> What to work on
Copy out all lines in the data below containing the string "abajo".

> Excerpted data
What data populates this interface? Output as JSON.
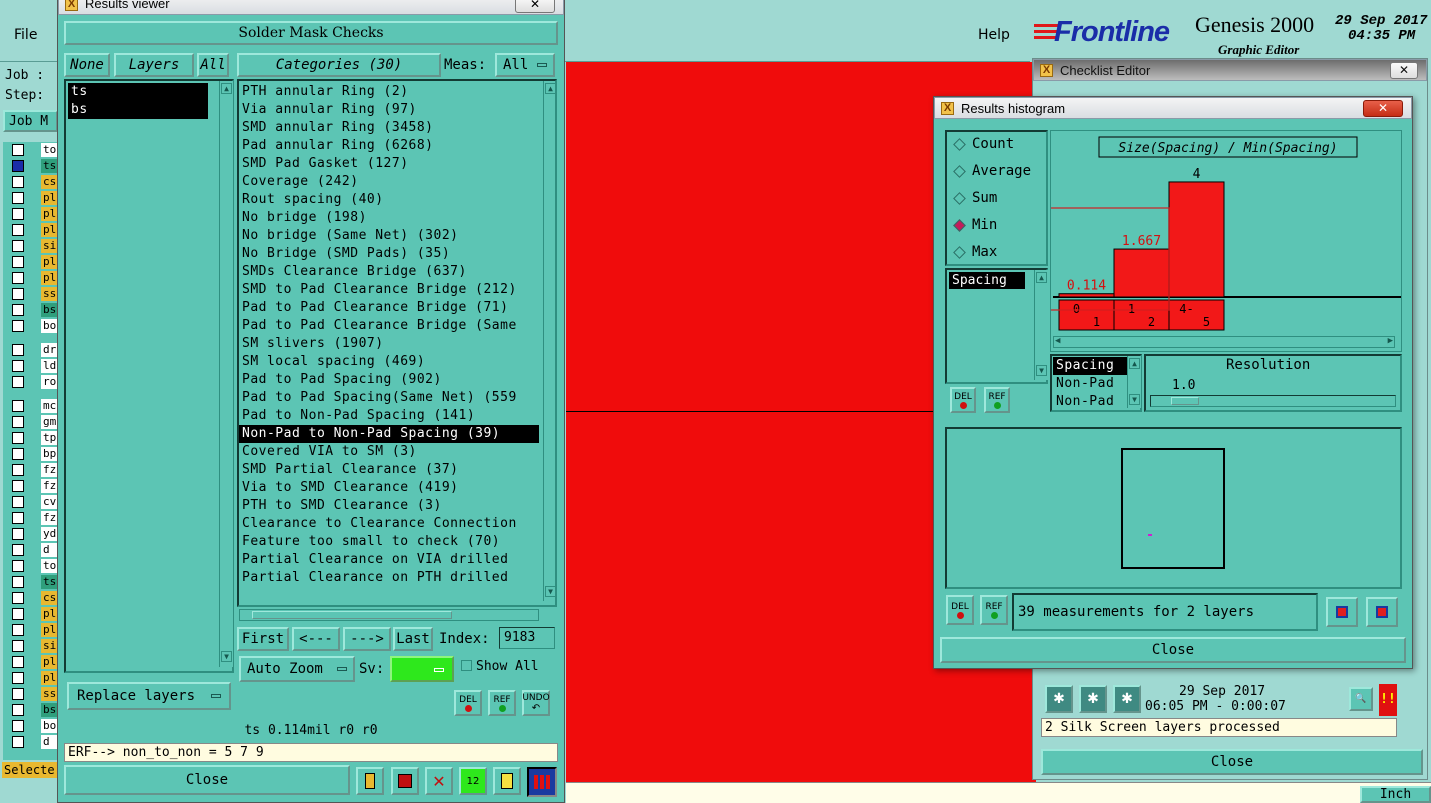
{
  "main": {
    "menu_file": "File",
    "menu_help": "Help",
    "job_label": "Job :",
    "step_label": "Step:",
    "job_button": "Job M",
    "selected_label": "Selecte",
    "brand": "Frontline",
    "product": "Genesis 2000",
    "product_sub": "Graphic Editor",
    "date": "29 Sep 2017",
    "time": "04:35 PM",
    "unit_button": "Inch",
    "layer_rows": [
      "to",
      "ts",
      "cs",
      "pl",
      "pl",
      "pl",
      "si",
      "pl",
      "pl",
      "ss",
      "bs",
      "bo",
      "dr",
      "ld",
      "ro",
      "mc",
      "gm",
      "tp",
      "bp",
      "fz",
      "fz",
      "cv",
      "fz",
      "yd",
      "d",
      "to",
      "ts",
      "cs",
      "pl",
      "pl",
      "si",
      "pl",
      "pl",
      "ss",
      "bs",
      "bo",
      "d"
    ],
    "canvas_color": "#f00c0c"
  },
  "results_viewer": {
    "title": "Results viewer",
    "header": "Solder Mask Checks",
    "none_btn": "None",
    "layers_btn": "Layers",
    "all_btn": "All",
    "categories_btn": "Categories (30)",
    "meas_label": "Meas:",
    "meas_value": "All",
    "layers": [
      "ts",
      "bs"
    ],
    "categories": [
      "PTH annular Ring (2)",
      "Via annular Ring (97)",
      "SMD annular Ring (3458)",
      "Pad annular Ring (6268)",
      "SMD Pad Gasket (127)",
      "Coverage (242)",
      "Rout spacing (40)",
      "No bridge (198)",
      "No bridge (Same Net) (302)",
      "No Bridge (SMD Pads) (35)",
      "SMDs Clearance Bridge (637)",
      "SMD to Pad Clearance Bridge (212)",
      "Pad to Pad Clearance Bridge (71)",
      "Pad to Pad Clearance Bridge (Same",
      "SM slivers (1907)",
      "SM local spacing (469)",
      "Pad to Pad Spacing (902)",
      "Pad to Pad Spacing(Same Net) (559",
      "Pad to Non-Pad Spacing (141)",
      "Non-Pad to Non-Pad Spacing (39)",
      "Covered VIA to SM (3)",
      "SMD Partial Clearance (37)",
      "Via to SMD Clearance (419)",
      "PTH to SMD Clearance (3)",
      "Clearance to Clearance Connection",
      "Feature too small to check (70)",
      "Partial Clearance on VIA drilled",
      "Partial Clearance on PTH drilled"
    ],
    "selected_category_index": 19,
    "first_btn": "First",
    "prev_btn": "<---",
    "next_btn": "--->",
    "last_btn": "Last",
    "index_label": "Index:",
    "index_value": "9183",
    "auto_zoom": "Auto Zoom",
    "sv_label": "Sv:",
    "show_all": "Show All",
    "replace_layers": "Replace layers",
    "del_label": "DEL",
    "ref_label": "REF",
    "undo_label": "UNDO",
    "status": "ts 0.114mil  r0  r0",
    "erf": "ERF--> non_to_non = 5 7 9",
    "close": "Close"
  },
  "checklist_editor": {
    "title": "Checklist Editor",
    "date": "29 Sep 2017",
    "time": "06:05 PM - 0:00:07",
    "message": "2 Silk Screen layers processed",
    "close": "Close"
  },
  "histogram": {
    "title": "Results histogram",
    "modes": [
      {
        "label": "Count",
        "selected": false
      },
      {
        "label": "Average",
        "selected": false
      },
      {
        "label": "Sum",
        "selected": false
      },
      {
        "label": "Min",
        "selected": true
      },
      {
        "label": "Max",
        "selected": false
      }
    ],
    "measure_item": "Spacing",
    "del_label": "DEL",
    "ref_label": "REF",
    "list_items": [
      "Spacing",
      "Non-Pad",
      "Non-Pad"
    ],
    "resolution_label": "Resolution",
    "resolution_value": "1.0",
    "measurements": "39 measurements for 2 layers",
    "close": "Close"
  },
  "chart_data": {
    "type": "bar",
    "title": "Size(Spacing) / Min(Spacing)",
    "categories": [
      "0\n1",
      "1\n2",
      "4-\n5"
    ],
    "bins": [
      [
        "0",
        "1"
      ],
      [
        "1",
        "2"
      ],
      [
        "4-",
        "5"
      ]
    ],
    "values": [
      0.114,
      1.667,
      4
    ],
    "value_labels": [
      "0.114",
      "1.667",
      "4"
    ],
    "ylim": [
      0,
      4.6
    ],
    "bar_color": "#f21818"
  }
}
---
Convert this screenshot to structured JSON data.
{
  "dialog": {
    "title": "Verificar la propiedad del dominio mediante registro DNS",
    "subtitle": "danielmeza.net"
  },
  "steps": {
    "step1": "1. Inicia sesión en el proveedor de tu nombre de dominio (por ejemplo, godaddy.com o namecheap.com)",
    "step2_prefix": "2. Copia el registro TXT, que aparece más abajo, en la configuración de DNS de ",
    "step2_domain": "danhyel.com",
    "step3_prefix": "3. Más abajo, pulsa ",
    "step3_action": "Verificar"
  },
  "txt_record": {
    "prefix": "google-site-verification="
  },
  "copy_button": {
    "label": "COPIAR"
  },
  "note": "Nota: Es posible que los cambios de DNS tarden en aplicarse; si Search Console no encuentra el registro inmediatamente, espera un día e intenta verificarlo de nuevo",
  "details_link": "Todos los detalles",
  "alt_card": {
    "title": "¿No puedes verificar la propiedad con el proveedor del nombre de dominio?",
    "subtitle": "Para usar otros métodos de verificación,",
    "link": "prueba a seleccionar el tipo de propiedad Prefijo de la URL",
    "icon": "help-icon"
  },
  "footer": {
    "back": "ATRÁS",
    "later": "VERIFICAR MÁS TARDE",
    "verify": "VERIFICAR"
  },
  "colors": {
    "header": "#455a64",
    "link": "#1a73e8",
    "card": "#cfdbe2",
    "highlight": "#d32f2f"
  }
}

> Task answer
    "step2_prefix": "2. Copia el registro TXT, que aparece más abajo, en la configuración de DNS de ",
    "step3_prefix": "3. Más abajo, pulsa ",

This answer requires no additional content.